*Task to complete*.
Repeat the lines of the data exactly and exclude any picture among them.
Segment Open
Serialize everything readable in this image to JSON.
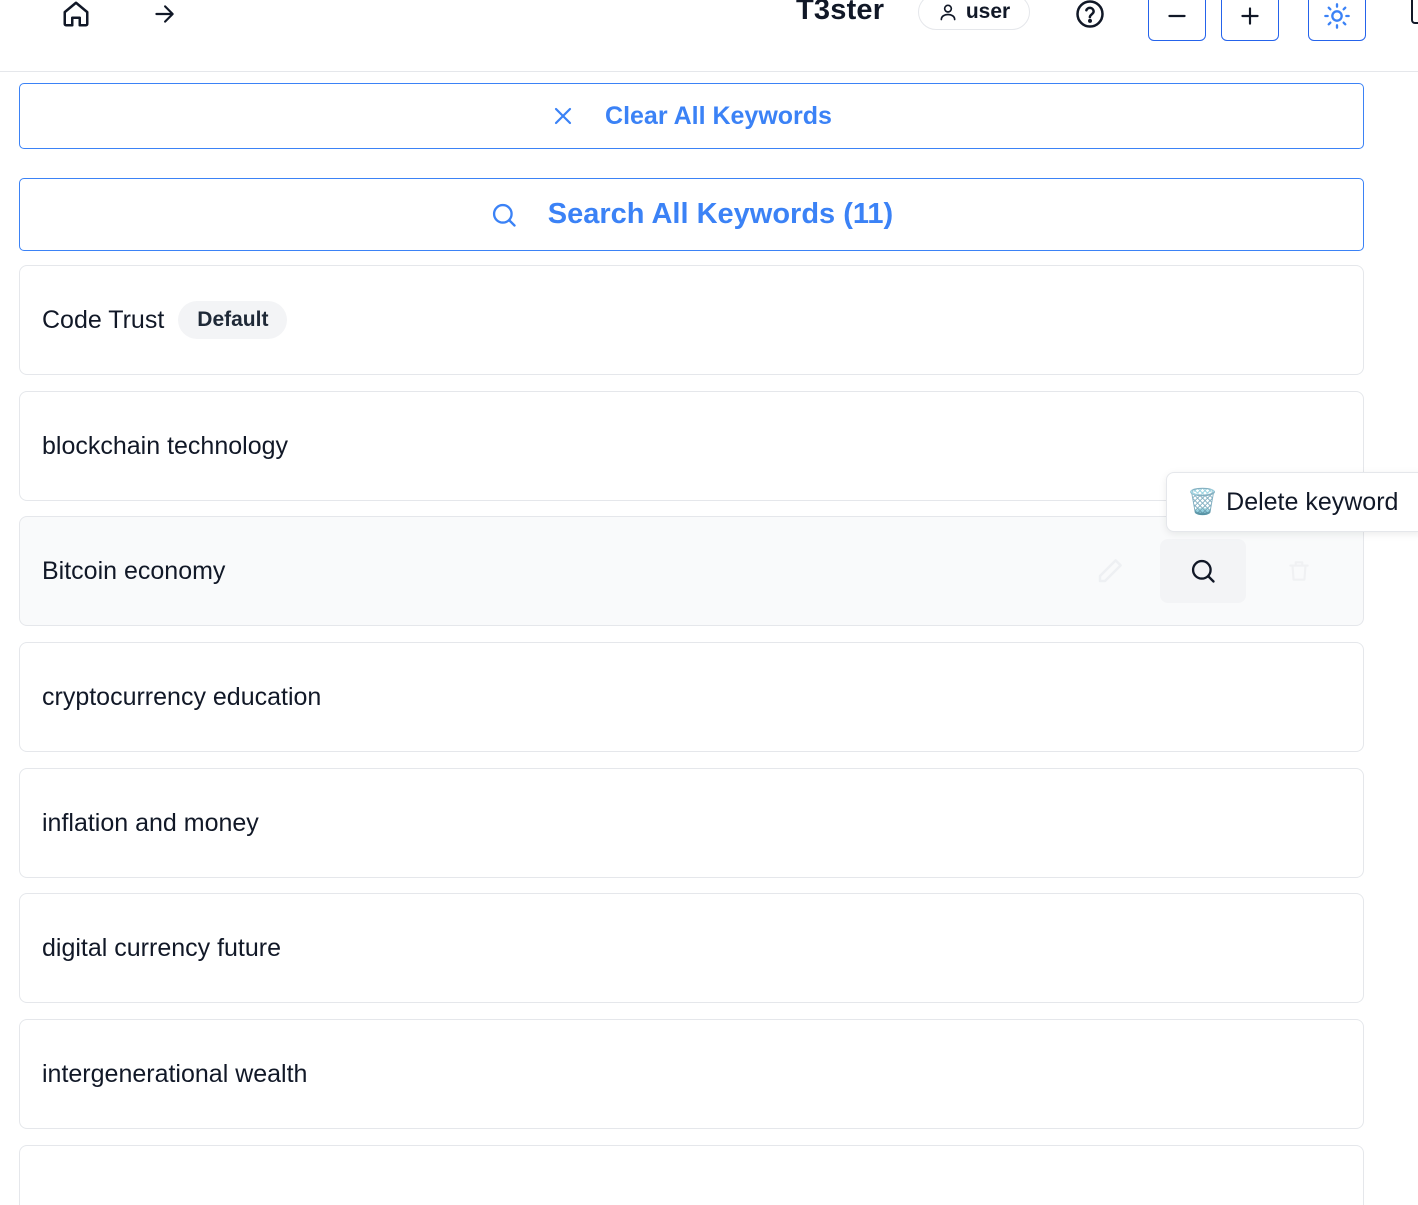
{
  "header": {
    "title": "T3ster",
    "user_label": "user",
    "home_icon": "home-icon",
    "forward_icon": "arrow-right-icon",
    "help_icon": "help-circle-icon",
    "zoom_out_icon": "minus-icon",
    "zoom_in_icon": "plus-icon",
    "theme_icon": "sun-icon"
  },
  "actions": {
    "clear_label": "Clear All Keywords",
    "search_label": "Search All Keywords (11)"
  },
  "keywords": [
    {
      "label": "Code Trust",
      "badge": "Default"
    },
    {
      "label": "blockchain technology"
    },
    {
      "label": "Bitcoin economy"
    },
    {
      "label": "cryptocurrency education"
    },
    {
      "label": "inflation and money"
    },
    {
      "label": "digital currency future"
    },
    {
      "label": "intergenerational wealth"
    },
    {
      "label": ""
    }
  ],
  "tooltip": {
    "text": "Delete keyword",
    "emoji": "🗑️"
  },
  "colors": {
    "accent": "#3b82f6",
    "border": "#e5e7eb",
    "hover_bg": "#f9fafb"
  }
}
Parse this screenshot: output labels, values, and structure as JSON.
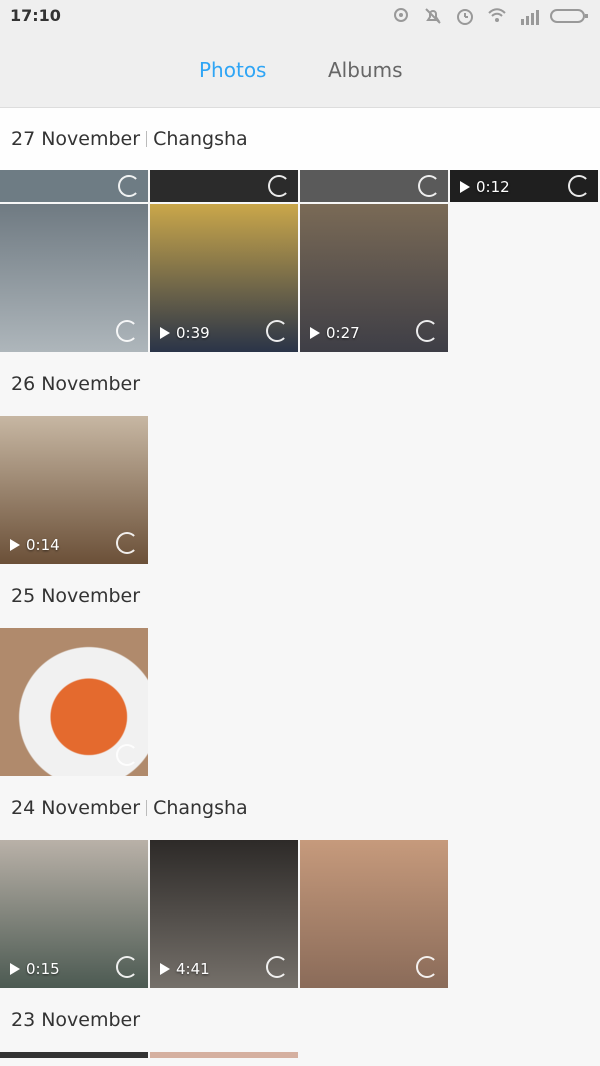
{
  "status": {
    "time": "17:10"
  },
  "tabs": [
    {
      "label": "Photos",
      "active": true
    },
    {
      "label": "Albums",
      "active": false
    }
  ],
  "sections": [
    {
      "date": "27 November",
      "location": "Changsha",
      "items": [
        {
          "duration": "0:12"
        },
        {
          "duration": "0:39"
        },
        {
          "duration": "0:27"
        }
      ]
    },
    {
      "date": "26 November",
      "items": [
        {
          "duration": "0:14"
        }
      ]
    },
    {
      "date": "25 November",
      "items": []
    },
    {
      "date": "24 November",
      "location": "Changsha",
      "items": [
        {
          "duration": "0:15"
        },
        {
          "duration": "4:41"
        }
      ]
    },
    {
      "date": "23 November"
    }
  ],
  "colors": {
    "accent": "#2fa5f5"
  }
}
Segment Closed
*Task solution*.
Serialize everything readable in this image to JSON.
{
  "header": {
    "title": "T3ster",
    "user_label": "user",
    "home_icon": "home-icon",
    "forward_icon": "arrow-right-icon",
    "help_icon": "help-circle-icon",
    "zoom_out_icon": "minus-icon",
    "zoom_in_icon": "plus-icon",
    "theme_icon": "sun-icon"
  },
  "actions": {
    "clear_label": "Clear All Keywords",
    "search_label": "Search All Keywords (11)"
  },
  "keywords": [
    {
      "label": "Code Trust",
      "badge": "Default"
    },
    {
      "label": "blockchain technology"
    },
    {
      "label": "Bitcoin economy"
    },
    {
      "label": "cryptocurrency education"
    },
    {
      "label": "inflation and money"
    },
    {
      "label": "digital currency future"
    },
    {
      "label": "intergenerational wealth"
    },
    {
      "label": ""
    }
  ],
  "tooltip": {
    "text": "Delete keyword",
    "emoji": "🗑️"
  },
  "colors": {
    "accent": "#3b82f6",
    "border": "#e5e7eb",
    "hover_bg": "#f9fafb"
  }
}
Parse this screenshot: output labels, values, and structure as JSON.
{
  "status": {
    "time": "17:10"
  },
  "tabs": [
    {
      "label": "Photos",
      "active": true
    },
    {
      "label": "Albums",
      "active": false
    }
  ],
  "sections": [
    {
      "date": "27 November",
      "location": "Changsha",
      "items": [
        {
          "duration": "0:12"
        },
        {
          "duration": "0:39"
        },
        {
          "duration": "0:27"
        }
      ]
    },
    {
      "date": "26 November",
      "items": [
        {
          "duration": "0:14"
        }
      ]
    },
    {
      "date": "25 November",
      "items": []
    },
    {
      "date": "24 November",
      "location": "Changsha",
      "items": [
        {
          "duration": "0:15"
        },
        {
          "duration": "4:41"
        }
      ]
    },
    {
      "date": "23 November"
    }
  ],
  "colors": {
    "accent": "#2fa5f5"
  }
}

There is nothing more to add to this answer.